======== Supplied records

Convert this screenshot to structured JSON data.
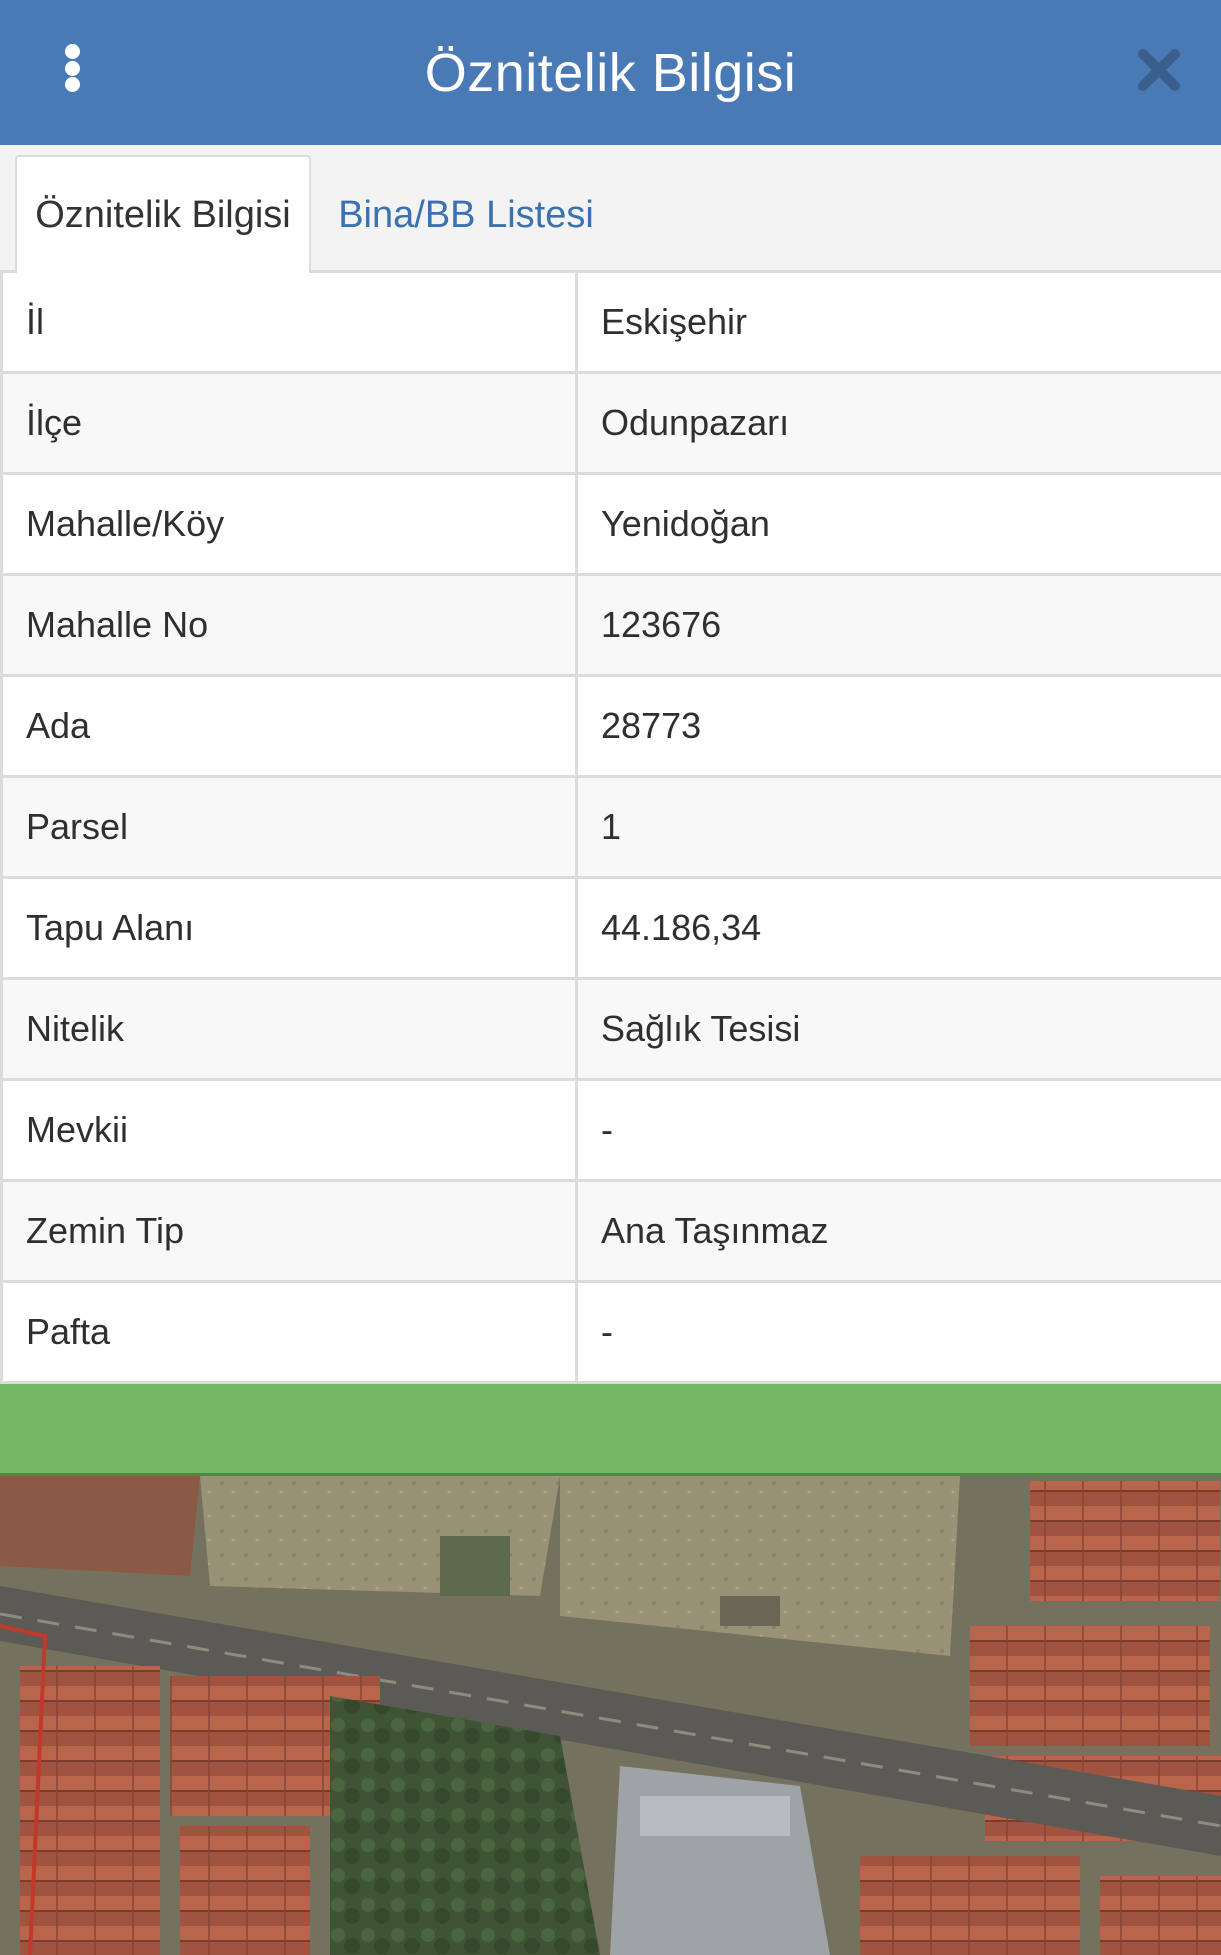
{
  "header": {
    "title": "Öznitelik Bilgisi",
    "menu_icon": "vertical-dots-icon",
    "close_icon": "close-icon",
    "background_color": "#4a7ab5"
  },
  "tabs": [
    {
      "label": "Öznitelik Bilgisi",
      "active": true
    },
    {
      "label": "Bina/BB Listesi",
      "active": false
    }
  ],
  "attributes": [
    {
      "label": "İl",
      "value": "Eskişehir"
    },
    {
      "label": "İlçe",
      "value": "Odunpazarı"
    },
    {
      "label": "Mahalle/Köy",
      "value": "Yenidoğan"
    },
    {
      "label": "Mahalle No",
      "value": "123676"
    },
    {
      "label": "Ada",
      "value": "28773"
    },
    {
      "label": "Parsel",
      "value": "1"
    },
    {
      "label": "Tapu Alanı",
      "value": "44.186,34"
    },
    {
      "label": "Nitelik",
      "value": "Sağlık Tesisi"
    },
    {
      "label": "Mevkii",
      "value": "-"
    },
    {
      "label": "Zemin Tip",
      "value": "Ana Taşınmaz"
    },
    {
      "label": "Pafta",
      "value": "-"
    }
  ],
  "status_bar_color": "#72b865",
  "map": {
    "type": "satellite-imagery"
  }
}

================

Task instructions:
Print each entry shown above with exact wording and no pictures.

Finished task:
Convert this screenshot to structured JSON data.
{
  "header": {
    "title": "Öznitelik Bilgisi",
    "menu_icon": "vertical-dots-icon",
    "close_icon": "close-icon",
    "background_color": "#4a7ab5"
  },
  "tabs": [
    {
      "label": "Öznitelik Bilgisi",
      "active": true
    },
    {
      "label": "Bina/BB Listesi",
      "active": false
    }
  ],
  "attributes": [
    {
      "label": "İl",
      "value": "Eskişehir"
    },
    {
      "label": "İlçe",
      "value": "Odunpazarı"
    },
    {
      "label": "Mahalle/Köy",
      "value": "Yenidoğan"
    },
    {
      "label": "Mahalle No",
      "value": "123676"
    },
    {
      "label": "Ada",
      "value": "28773"
    },
    {
      "label": "Parsel",
      "value": "1"
    },
    {
      "label": "Tapu Alanı",
      "value": "44.186,34"
    },
    {
      "label": "Nitelik",
      "value": "Sağlık Tesisi"
    },
    {
      "label": "Mevkii",
      "value": "-"
    },
    {
      "label": "Zemin Tip",
      "value": "Ana Taşınmaz"
    },
    {
      "label": "Pafta",
      "value": "-"
    }
  ],
  "status_bar_color": "#72b865",
  "map": {
    "type": "satellite-imagery"
  }
}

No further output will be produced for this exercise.